An earlier study said that young kids were naturally saints; the new one finds evidence of sinners.
As we discovered in Portland, Oregon, some people get completely unhinged about noticing that children are sinners. Of course, “sinner” in the Bible can sometimes refer to a full unbeliever or apostate from the truth. In that sense, children are not in the category. But if it refers merely to an innate sinfulness—a propensity to sin as an expression of a sinful nature, then children are certainly sinners who need Jesus just like older sinners do.
Modern people really don’t want to believe the Bible on this point. So they try to come up with disproof. Back in 2006, a study purported to show that eighteen-month-olds were naturally altruistic.

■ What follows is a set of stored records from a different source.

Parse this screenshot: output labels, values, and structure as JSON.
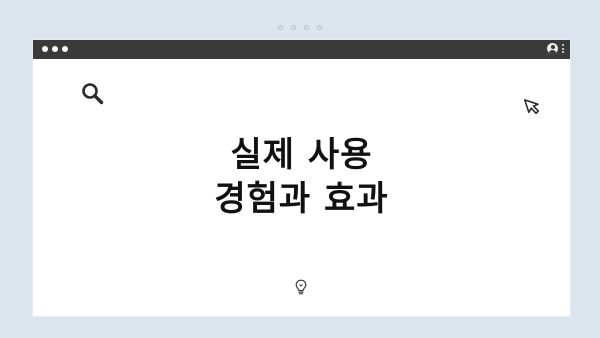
{
  "pager": {
    "dots": 4,
    "color": "#b6c0cc"
  },
  "window": {
    "titlebar_color": "#3a3a3a",
    "icons": [
      "user-icon",
      "kebab-menu-icon"
    ]
  },
  "content": {
    "heading_line1": "실제 사용",
    "heading_line2": "경험과 효과",
    "decorations": [
      "search-icon",
      "cursor-pointer-icon",
      "lightbulb-icon"
    ]
  },
  "colors": {
    "background": "#dce4ee",
    "window_body": "#ffffff",
    "text": "#111111"
  }
}
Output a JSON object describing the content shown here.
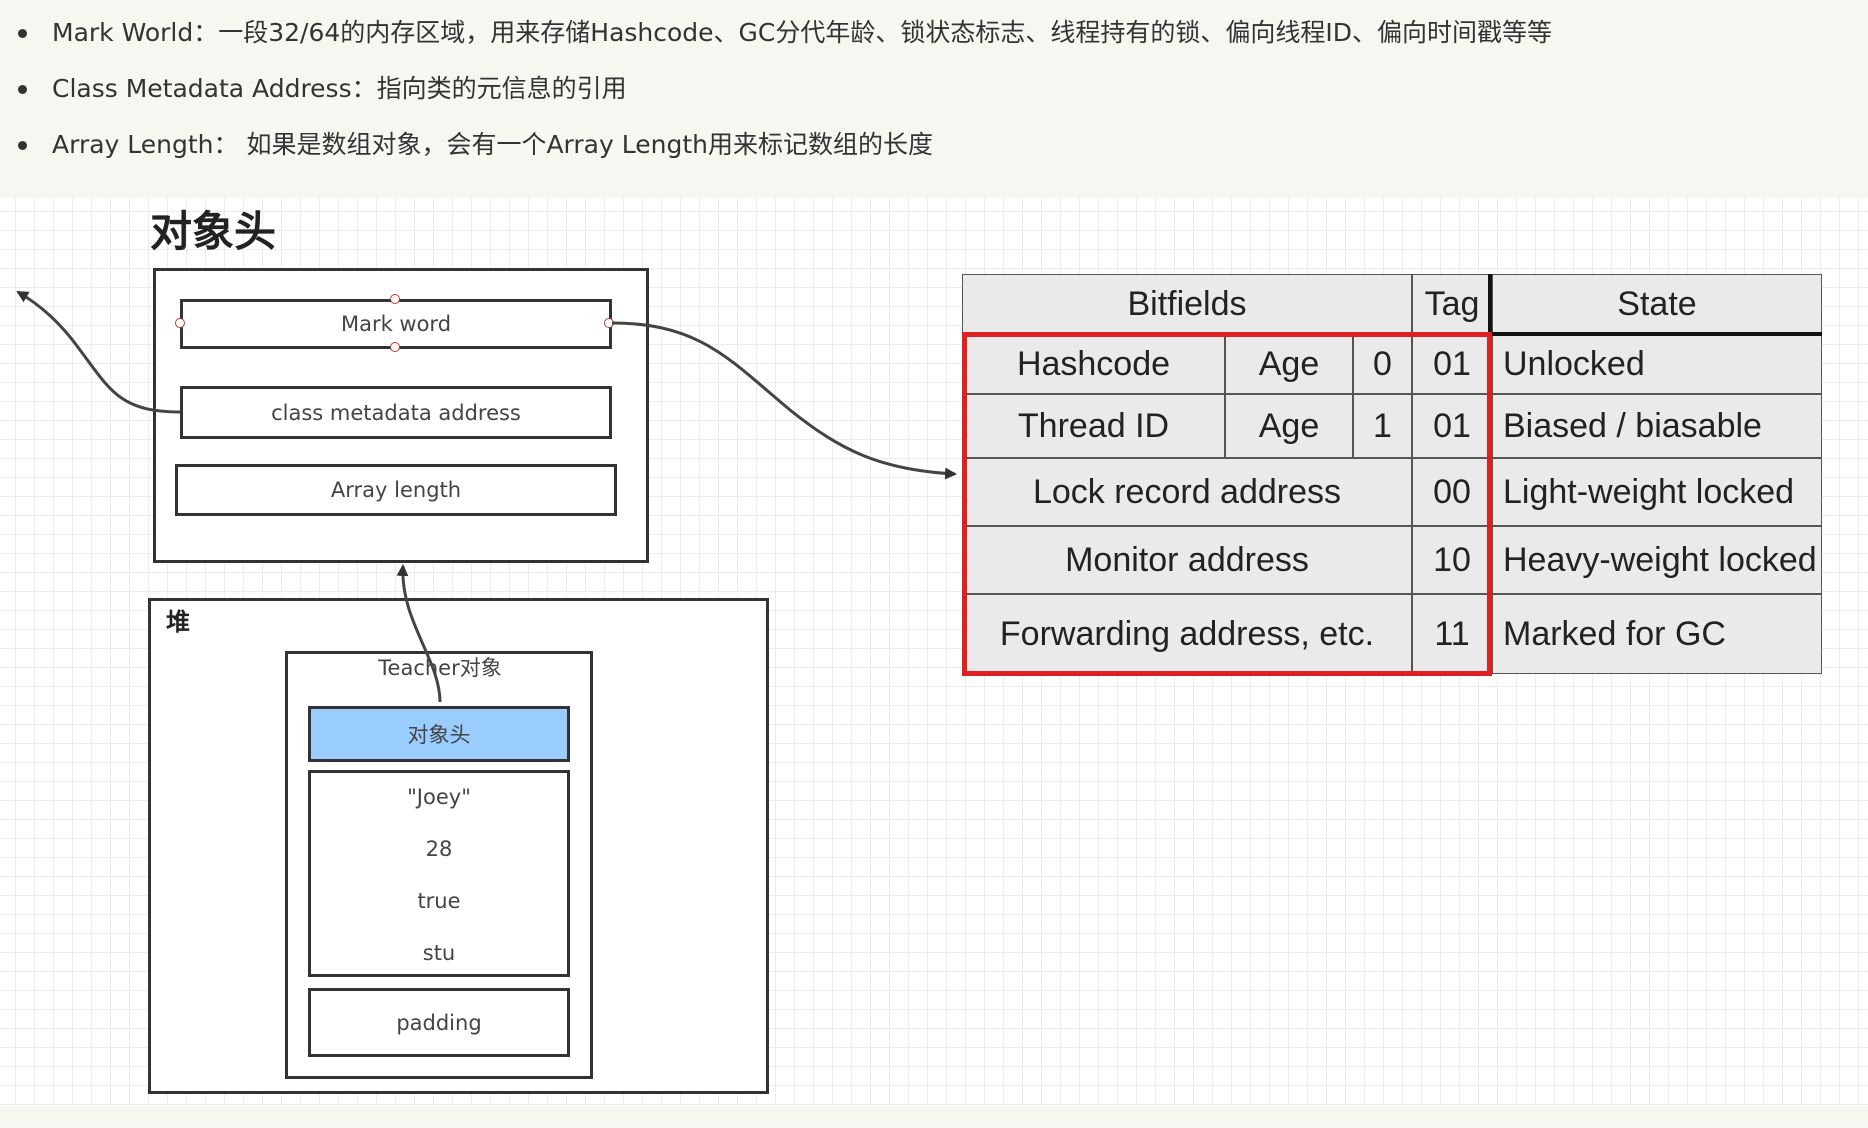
{
  "bullets": [
    {
      "text": "Mark World：一段32/64的内存区域，用来存储Hashcode、GC分代年龄、锁状态标志、线程持有的锁、偏向线程ID、偏向时间戳等等"
    },
    {
      "text": "Class Metadata Address：指向类的元信息的引用"
    },
    {
      "text": "Array Length：  如果是数组对象，会有一个Array Length用来标记数组的长度"
    }
  ],
  "diagram": {
    "title": "对象头",
    "header_fields": {
      "mark_word": "Mark word",
      "class_metadata": "class metadata address",
      "array_length": "Array length"
    },
    "heap": {
      "label": "堆",
      "object_label": "Teacher对象",
      "object_header": "对象头",
      "values": [
        "\"Joey\"",
        "28",
        "true",
        "stu"
      ],
      "padding": "padding"
    }
  },
  "bitfield_table": {
    "headers": {
      "bitfields": "Bitfields",
      "tag": "Tag",
      "state": "State"
    },
    "rows": [
      {
        "cells": [
          "Hashcode",
          "Age",
          "0"
        ],
        "tag": "01",
        "state": "Unlocked"
      },
      {
        "cells": [
          "Thread ID",
          "Age",
          "1"
        ],
        "tag": "01",
        "state": "Biased / biasable"
      },
      {
        "cells": [
          "Lock record address"
        ],
        "tag": "00",
        "state": "Light-weight locked"
      },
      {
        "cells": [
          "Monitor address"
        ],
        "tag": "10",
        "state": "Heavy-weight locked"
      },
      {
        "cells": [
          "Forwarding address, etc."
        ],
        "tag": "11",
        "state": "Marked for GC"
      }
    ],
    "highlight_color": "#e02020"
  },
  "colors": {
    "object_header_fill": "#99ccff",
    "cell_fill": "#eaeaea",
    "page_bg": "#f8f6f1"
  }
}
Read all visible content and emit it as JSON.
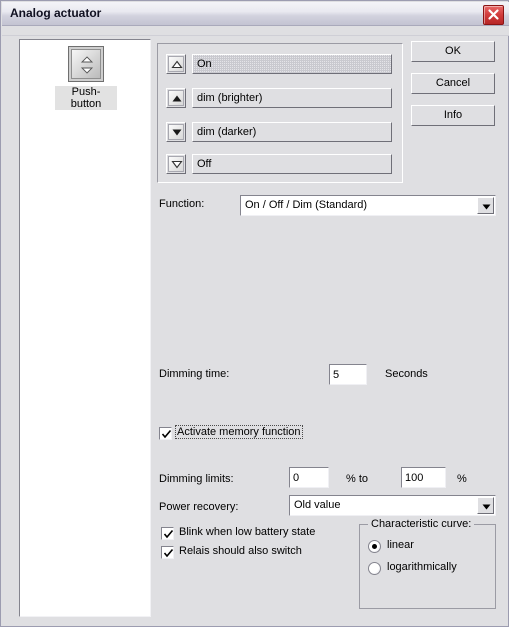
{
  "window": {
    "title": "Analog actuator",
    "close_icon": "close-x-icon",
    "close_color": "#c62828"
  },
  "device_panel": {
    "item_label": "Push-button",
    "item_icon": "rocker-switch-icon"
  },
  "rocker_list": {
    "rows": [
      {
        "icon": "chevron-up-outline-icon",
        "value": "On",
        "focused": true
      },
      {
        "icon": "chevron-up-filled-icon",
        "value": "dim (brighter)",
        "focused": false
      },
      {
        "icon": "chevron-down-filled-icon",
        "value": "dim (darker)",
        "focused": false
      },
      {
        "icon": "chevron-down-outline-icon",
        "value": "Off",
        "focused": false
      }
    ]
  },
  "buttons": {
    "ok": "OK",
    "cancel": "Cancel",
    "info": "Info"
  },
  "function": {
    "label": "Function:",
    "value": "On / Off / Dim (Standard)",
    "options": [
      "On / Off / Dim (Standard)"
    ]
  },
  "dimming_time": {
    "label": "Dimming time:",
    "value": "5",
    "unit": "Seconds"
  },
  "memory": {
    "label": "Activate memory function",
    "checked": true
  },
  "dimming_limits": {
    "label": "Dimming limits:",
    "min": "0",
    "mid_unit": "% to",
    "max": "100",
    "end_unit": "%"
  },
  "power_recovery": {
    "label": "Power recovery:",
    "value": "Old value",
    "options": [
      "Old value"
    ]
  },
  "options": [
    {
      "label": "Blink when low battery state",
      "checked": true
    },
    {
      "label": "Relais should also switch",
      "checked": true
    }
  ],
  "characteristic_curve": {
    "legend": "Characteristic curve:",
    "items": [
      {
        "label": "linear",
        "selected": true
      },
      {
        "label": "logarithmically",
        "selected": false
      }
    ]
  }
}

Allegedly these toddlers were willing to help others without being asked or told to do so.
But it turns out that the results are doubtful.
Newser.com recently summarized the stories under the headline, “No, Your Kid Was Not Born an Altruistic Little Angel.”
new research out of Stanford and published in the Proceedings of the National Academy of Sciences suggests that these kids were actually primed by the playful researchers, if subtly, to display generosity—which means that altruistic behavior may be dictated by our experiences, however brief, instead of mere instinct, reports Stanford News. “People often call something ‘innate’ because they don’t understand the kinds of subtle experiences that can make something, like altruism, flourish,” says the lead author, admitting that “the findings will stir up some controversy, but in a good way.”
To investigate the effect of the original study’s priming, researchers mimicked it with a group of 34 toddlers, rolling a ball back and forth with the child while chatting, then knocking over an object to see if the child would pick it up. They split the group in two; in the second group, the adult and child played with their own ball independently while talking. Turns out the kids who played with the adult were three times as likely to help out and pick up the dropped object. “Kids are always on the lookout for social cues, and this is a very prominent one,” says another researcher. “Does the person’s play indicate that they’ll care for me? These actions communicate a mutuality, and the child responds in kind.”
Even though the human race is sinful, it still follows certain creational patterns. The young still depend on, instinctively trust, and learn from the old. Children learn from their parents.
What bothers me about this study is the question: What kind of “subtle experiences” have I been giving to my children? My fear is that they aren’t always teaching the lessons I want them to learn. Children may not be naturally saints, but they do have a lot of potential and—if exposed to the Gospel—can fight against sin and learn righteousness.
Do we get in the way of that?